Although St. Athanasius indicates that the Incarnation of the Word was occasioned by sin (the divine architect foreseeing the need for reparation), nonetheless he also points out theosis (or divinization) as another motive of the Incarnation, one which is so dear to the Orthodox. He writes, “For He was made man that we might be made God” (On the Incarnation, sect. 54); and again, “for as the Lord, putting on the body, became man, so we men are deified by the Word as being taken to Him through His flesh” (3rd Discourse Against the Arians, n.34). He, in essence, is reiterating the words of St. Irenaeus: “If the Word has been made man, it is so that men may be made gods” (Adv. Haer V, Pref.). The teaching of theosis is rooted in the apostolic teaching itself (cf. 2 Pt 1:4; Rm 8:9) and is exquisitely expressed in the Divine Liturgy of the East and West in the prayer during the mingling of the water and wine: “By the mystery of this water in wine, may we come to share in the Divinity of Christ, who humbled Himself to share in our humanity” (Roman Missal – deacon or priest at the Preparation of the Gifts); “You have united, O Lord, Your Divinity with our humanity and our humanity with Your Divinity; Your life with our mortality and our mortality with Your life. You have assumed what is ours and You have given us what is Yours for the life and salvation of our souls.
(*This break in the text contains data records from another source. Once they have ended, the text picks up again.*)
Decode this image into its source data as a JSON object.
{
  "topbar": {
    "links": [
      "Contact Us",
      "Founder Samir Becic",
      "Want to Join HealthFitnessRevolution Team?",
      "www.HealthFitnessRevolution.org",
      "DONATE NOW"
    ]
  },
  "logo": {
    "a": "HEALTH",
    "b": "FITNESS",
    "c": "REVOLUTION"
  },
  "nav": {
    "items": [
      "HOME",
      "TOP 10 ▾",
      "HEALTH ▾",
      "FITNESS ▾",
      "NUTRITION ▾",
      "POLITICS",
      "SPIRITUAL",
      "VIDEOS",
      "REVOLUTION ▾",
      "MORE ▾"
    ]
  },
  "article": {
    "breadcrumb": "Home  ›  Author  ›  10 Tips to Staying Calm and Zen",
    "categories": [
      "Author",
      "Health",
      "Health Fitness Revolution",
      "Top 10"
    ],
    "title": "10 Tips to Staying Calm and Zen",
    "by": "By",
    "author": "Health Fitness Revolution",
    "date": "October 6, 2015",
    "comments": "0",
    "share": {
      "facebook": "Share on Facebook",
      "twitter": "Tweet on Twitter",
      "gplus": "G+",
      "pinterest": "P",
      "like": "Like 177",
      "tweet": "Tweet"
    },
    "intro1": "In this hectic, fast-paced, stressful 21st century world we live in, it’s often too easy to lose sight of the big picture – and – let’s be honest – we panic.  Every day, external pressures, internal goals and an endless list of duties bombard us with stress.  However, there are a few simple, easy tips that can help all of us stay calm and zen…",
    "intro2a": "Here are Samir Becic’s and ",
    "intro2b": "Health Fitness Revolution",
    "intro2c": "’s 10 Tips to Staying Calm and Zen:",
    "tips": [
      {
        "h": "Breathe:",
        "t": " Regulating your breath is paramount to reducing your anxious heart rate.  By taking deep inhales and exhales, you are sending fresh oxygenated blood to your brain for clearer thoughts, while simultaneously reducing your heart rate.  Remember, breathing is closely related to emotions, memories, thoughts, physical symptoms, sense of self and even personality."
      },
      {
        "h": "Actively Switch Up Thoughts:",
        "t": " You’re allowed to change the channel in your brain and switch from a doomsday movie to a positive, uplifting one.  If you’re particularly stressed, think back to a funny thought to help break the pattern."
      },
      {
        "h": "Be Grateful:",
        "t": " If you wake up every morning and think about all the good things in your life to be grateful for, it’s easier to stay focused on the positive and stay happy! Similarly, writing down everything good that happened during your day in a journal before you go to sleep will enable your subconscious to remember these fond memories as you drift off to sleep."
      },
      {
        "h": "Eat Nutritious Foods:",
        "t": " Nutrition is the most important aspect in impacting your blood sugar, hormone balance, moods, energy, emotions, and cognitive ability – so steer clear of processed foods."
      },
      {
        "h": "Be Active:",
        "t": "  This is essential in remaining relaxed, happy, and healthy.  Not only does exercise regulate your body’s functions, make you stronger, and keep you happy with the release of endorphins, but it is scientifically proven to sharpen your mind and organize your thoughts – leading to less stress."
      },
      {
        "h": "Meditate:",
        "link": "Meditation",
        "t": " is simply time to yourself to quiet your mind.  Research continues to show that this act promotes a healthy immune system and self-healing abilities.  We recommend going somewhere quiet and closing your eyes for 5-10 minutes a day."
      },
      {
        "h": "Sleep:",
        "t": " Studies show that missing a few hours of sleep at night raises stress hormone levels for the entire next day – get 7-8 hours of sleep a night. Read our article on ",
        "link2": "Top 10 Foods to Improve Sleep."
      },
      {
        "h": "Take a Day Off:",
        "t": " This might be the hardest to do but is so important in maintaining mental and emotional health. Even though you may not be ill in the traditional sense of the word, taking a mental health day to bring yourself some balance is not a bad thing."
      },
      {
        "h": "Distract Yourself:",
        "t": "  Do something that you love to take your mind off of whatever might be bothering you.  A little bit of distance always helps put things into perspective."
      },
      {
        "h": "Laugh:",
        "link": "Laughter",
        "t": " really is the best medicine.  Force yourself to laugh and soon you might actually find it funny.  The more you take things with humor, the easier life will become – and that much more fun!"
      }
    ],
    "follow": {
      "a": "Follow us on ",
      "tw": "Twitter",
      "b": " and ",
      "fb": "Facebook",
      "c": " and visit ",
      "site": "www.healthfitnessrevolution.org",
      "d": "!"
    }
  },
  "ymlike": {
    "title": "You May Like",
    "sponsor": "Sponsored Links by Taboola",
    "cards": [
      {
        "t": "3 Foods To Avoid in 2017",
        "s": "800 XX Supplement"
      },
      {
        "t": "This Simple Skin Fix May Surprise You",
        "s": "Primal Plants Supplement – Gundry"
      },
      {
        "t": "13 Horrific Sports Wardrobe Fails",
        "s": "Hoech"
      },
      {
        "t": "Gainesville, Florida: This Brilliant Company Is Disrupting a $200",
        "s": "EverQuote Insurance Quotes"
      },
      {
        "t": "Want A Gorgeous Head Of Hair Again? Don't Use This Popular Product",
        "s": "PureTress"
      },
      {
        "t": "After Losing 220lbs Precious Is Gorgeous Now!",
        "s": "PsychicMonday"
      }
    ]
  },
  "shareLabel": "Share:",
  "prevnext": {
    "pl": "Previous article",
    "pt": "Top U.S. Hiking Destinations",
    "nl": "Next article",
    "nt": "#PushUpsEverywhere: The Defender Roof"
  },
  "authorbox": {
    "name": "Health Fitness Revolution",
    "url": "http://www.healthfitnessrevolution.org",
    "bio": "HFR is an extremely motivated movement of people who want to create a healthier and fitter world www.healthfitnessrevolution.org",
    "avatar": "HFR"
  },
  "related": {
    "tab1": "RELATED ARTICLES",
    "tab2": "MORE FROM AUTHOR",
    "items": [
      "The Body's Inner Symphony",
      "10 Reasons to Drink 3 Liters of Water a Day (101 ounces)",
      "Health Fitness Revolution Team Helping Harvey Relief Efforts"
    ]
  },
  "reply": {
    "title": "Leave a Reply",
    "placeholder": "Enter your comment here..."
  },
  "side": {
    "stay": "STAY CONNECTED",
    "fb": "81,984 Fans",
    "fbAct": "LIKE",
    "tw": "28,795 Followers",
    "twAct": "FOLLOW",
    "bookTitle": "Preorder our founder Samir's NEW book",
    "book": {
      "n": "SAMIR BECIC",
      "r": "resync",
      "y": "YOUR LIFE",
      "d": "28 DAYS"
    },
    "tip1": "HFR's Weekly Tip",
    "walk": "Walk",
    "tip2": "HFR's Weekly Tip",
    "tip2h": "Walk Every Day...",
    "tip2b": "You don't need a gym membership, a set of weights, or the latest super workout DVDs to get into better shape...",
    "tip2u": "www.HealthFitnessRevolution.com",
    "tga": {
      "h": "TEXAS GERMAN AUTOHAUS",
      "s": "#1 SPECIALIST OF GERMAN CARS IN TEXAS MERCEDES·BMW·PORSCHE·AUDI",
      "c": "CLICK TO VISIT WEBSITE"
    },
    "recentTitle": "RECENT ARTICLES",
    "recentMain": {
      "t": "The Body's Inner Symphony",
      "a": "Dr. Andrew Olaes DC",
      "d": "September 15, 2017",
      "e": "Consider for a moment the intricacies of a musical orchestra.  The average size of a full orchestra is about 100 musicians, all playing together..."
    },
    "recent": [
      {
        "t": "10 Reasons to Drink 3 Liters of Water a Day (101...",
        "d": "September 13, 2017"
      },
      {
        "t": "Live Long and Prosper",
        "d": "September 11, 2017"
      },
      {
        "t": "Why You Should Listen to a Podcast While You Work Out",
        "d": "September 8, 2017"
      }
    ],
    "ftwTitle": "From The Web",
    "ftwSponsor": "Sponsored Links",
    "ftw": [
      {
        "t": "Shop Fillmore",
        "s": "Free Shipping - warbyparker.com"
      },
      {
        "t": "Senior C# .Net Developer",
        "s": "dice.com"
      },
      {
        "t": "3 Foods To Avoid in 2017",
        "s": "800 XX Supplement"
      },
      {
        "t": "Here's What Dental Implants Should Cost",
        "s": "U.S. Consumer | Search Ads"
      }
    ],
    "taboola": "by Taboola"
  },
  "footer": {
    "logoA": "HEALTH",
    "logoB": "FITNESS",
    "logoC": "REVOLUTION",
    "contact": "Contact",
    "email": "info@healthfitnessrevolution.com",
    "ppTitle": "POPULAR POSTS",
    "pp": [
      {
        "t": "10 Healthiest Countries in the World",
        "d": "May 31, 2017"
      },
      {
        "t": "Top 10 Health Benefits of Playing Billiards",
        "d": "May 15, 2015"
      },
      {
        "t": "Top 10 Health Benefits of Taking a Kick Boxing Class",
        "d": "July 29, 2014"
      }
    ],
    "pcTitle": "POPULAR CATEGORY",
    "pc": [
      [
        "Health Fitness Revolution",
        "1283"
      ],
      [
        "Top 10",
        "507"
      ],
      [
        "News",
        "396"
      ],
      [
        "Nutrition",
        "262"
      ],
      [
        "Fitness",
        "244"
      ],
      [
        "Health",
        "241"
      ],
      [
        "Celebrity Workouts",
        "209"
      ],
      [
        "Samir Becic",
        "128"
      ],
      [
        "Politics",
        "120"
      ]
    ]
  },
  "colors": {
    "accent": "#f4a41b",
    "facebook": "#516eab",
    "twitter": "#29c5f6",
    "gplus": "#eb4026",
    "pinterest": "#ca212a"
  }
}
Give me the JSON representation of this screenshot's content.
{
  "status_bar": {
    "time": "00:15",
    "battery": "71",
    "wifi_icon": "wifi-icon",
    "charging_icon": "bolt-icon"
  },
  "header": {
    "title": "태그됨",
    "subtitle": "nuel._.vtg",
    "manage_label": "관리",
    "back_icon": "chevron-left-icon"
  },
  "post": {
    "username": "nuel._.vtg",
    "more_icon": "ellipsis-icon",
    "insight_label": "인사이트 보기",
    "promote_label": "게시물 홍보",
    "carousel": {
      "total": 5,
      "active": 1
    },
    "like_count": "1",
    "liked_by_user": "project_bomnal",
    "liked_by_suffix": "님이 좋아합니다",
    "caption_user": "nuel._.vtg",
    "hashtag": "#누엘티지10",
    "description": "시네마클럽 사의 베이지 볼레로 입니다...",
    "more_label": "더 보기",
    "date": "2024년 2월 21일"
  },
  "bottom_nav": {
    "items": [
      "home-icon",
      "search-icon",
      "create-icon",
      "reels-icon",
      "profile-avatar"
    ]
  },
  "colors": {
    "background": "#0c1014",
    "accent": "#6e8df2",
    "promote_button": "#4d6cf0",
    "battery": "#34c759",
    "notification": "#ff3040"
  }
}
To You be glory forever” (Rite of Intinction – Maronite Rite).

Pope Francis: Col 1:16 refers to Christ

Pope Francis and the Dove

In his encyclical Laudato si Pope Francis confirms the christocentric reading of Colossians 1. Although this is nothing new (see HERE), it is an important confirmation that “all things” [Gk – τὰ πάντα / Latin – universa] are created through and for Christ, the Word Incarnate (sin or no sin). Here is the Pope’s text:

“In the Christian understanding of the world, the destiny of all creation is bound up with the mystery of Christ, present from the beginning: ‘All things have been created though him and for him’ (Col 1:16).”  (Laudato si, n.99).

Noteworthy, also, is his affirmation of the presence of the mystery of Christ “from the beginning,” a theme which I have elaborated on at length elsewhere (see HERE). Since all creation has been created through and for Christ, it follows that creation is a gift of God which exists primarily for Christ and which has been entrusted to our care. The universe exists primarily to give glory to God through, with and in Christ Jesus, but it also exists to serve our needs and to draw us from the beauty of creation to Beauty Himself, the Creator of the heavens and the earth, who utterly transcends all that is created.

Ave Maria!